[Component data from apps and pages]

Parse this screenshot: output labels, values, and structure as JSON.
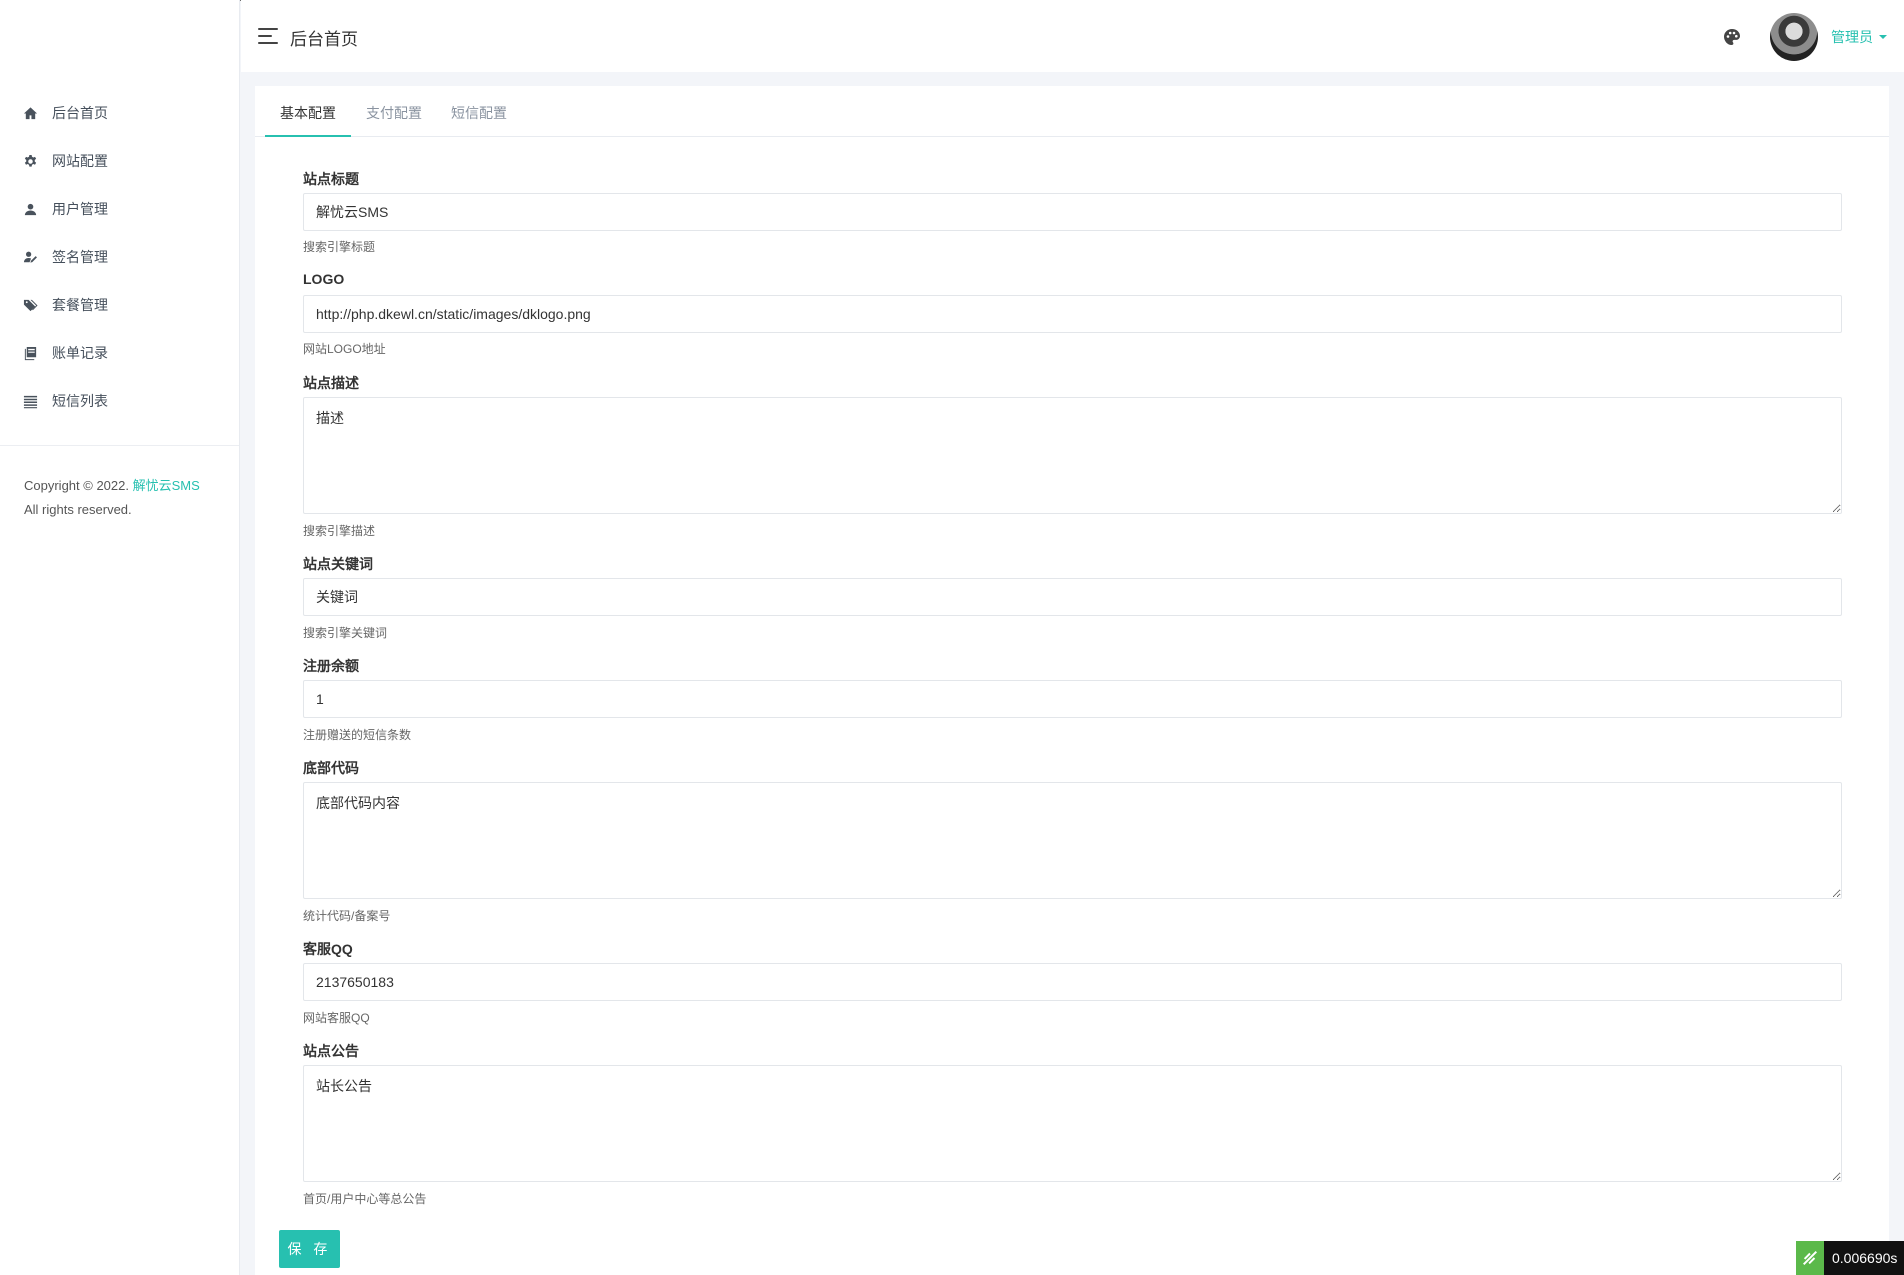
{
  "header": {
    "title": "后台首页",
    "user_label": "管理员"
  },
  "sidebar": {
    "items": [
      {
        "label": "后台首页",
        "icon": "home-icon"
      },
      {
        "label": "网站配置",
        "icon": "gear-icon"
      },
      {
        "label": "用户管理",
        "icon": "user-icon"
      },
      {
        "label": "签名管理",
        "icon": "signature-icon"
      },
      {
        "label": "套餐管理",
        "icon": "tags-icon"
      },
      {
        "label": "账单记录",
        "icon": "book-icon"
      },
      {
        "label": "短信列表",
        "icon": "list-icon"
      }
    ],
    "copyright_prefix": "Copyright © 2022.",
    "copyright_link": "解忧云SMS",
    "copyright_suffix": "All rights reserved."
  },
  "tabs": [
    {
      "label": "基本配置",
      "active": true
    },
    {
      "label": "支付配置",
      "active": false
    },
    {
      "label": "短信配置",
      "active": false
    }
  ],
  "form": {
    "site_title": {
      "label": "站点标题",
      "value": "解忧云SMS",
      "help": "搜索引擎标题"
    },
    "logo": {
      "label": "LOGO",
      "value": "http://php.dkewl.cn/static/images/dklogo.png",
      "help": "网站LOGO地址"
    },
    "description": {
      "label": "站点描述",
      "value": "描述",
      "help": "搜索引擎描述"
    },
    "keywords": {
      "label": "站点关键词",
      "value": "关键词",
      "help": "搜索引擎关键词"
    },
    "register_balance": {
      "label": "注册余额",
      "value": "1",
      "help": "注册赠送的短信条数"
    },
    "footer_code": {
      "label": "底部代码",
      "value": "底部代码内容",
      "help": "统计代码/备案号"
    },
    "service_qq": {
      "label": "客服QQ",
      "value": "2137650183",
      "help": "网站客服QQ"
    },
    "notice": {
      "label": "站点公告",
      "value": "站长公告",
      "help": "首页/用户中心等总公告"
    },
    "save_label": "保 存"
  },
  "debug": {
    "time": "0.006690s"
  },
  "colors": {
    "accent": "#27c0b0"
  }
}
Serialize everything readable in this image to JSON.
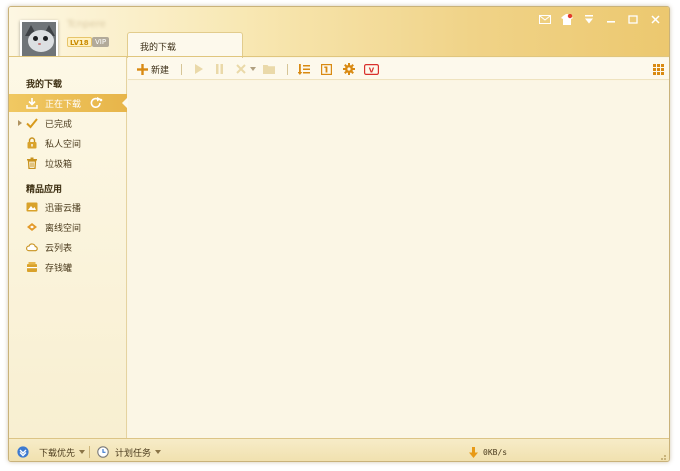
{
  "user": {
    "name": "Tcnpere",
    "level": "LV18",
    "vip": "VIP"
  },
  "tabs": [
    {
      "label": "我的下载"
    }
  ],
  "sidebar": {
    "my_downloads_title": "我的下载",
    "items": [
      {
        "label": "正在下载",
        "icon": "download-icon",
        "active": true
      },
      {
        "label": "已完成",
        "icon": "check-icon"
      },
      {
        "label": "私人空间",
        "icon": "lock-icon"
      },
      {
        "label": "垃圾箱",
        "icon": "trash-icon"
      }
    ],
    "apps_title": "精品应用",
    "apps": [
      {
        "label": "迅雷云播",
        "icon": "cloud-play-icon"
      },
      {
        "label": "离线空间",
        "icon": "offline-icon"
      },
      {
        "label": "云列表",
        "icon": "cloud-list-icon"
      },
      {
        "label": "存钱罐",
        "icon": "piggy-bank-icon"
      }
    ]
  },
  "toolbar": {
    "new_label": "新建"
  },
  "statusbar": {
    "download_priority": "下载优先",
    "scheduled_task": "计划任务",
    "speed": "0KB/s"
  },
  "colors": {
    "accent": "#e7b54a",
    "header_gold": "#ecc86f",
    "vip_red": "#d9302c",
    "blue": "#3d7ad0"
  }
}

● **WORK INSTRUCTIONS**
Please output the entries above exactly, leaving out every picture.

● **EXPECTED OUTPUT**
Parse this screenshot: output labels, values, and structure as JSON.
{
  "header": {
    "title": "后台首页",
    "user_label": "管理员"
  },
  "sidebar": {
    "items": [
      {
        "label": "后台首页",
        "icon": "home-icon"
      },
      {
        "label": "网站配置",
        "icon": "gear-icon"
      },
      {
        "label": "用户管理",
        "icon": "user-icon"
      },
      {
        "label": "签名管理",
        "icon": "signature-icon"
      },
      {
        "label": "套餐管理",
        "icon": "tags-icon"
      },
      {
        "label": "账单记录",
        "icon": "book-icon"
      },
      {
        "label": "短信列表",
        "icon": "list-icon"
      }
    ],
    "copyright_prefix": "Copyright © 2022.",
    "copyright_link": "解忧云SMS",
    "copyright_suffix": "All rights reserved."
  },
  "tabs": [
    {
      "label": "基本配置",
      "active": true
    },
    {
      "label": "支付配置",
      "active": false
    },
    {
      "label": "短信配置",
      "active": false
    }
  ],
  "form": {
    "site_title": {
      "label": "站点标题",
      "value": "解忧云SMS",
      "help": "搜索引擎标题"
    },
    "logo": {
      "label": "LOGO",
      "value": "http://php.dkewl.cn/static/images/dklogo.png",
      "help": "网站LOGO地址"
    },
    "description": {
      "label": "站点描述",
      "value": "描述",
      "help": "搜索引擎描述"
    },
    "keywords": {
      "label": "站点关键词",
      "value": "关键词",
      "help": "搜索引擎关键词"
    },
    "register_balance": {
      "label": "注册余额",
      "value": "1",
      "help": "注册赠送的短信条数"
    },
    "footer_code": {
      "label": "底部代码",
      "value": "底部代码内容",
      "help": "统计代码/备案号"
    },
    "service_qq": {
      "label": "客服QQ",
      "value": "2137650183",
      "help": "网站客服QQ"
    },
    "notice": {
      "label": "站点公告",
      "value": "站长公告",
      "help": "首页/用户中心等总公告"
    },
    "save_label": "保 存"
  },
  "debug": {
    "time": "0.006690s"
  },
  "colors": {
    "accent": "#27c0b0"
  }
}
Serialize everything readable in this image to JSON.
{
  "user": {
    "name": "Tcnpere",
    "level": "LV18",
    "vip": "VIP"
  },
  "tabs": [
    {
      "label": "我的下载"
    }
  ],
  "sidebar": {
    "my_downloads_title": "我的下载",
    "items": [
      {
        "label": "正在下载",
        "icon": "download-icon",
        "active": true
      },
      {
        "label": "已完成",
        "icon": "check-icon"
      },
      {
        "label": "私人空间",
        "icon": "lock-icon"
      },
      {
        "label": "垃圾箱",
        "icon": "trash-icon"
      }
    ],
    "apps_title": "精品应用",
    "apps": [
      {
        "label": "迅雷云播",
        "icon": "cloud-play-icon"
      },
      {
        "label": "离线空间",
        "icon": "offline-icon"
      },
      {
        "label": "云列表",
        "icon": "cloud-list-icon"
      },
      {
        "label": "存钱罐",
        "icon": "piggy-bank-icon"
      }
    ]
  },
  "toolbar": {
    "new_label": "新建"
  },
  "statusbar": {
    "download_priority": "下载优先",
    "scheduled_task": "计划任务",
    "speed": "0KB/s"
  },
  "colors": {
    "accent": "#e7b54a",
    "header_gold": "#ecc86f",
    "vip_red": "#d9302c",
    "blue": "#3d7ad0"
  }
}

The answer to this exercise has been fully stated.